_Exercise prompt_. From the material below, return every line that includes "温湿度计".

___ Supplied data

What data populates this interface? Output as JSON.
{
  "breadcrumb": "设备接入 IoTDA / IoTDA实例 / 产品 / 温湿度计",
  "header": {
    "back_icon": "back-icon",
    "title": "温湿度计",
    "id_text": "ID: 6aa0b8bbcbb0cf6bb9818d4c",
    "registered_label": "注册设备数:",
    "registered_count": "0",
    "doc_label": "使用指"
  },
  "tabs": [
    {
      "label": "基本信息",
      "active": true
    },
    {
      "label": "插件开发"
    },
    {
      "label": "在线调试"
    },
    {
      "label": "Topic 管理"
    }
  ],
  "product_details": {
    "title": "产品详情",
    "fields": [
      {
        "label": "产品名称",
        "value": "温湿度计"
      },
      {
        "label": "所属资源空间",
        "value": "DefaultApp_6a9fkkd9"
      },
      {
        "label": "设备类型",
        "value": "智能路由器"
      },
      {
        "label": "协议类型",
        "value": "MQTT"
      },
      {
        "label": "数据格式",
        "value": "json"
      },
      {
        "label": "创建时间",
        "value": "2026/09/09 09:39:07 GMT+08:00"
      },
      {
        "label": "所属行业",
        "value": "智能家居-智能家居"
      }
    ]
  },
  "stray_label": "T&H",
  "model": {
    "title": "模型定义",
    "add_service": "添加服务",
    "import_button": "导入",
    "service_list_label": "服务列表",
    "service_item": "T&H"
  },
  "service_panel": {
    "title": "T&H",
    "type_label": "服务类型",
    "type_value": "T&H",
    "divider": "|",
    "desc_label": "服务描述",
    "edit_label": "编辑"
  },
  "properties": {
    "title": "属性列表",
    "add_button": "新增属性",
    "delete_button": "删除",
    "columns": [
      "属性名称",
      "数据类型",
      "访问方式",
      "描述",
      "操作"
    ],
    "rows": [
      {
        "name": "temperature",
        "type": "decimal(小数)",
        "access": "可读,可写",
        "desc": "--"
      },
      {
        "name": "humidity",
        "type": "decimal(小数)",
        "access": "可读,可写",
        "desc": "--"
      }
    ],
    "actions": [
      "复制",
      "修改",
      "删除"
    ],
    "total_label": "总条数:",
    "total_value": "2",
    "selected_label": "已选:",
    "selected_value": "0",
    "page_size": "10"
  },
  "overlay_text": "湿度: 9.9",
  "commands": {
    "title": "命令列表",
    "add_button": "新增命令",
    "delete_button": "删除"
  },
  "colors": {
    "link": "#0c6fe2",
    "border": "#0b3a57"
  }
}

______

_Answer for this exercise_.
  "breadcrumb": "设备接入 IoTDA / IoTDA实例 / 产品 / 温湿度计",
    "title": "温湿度计",
        "value": "温湿度计"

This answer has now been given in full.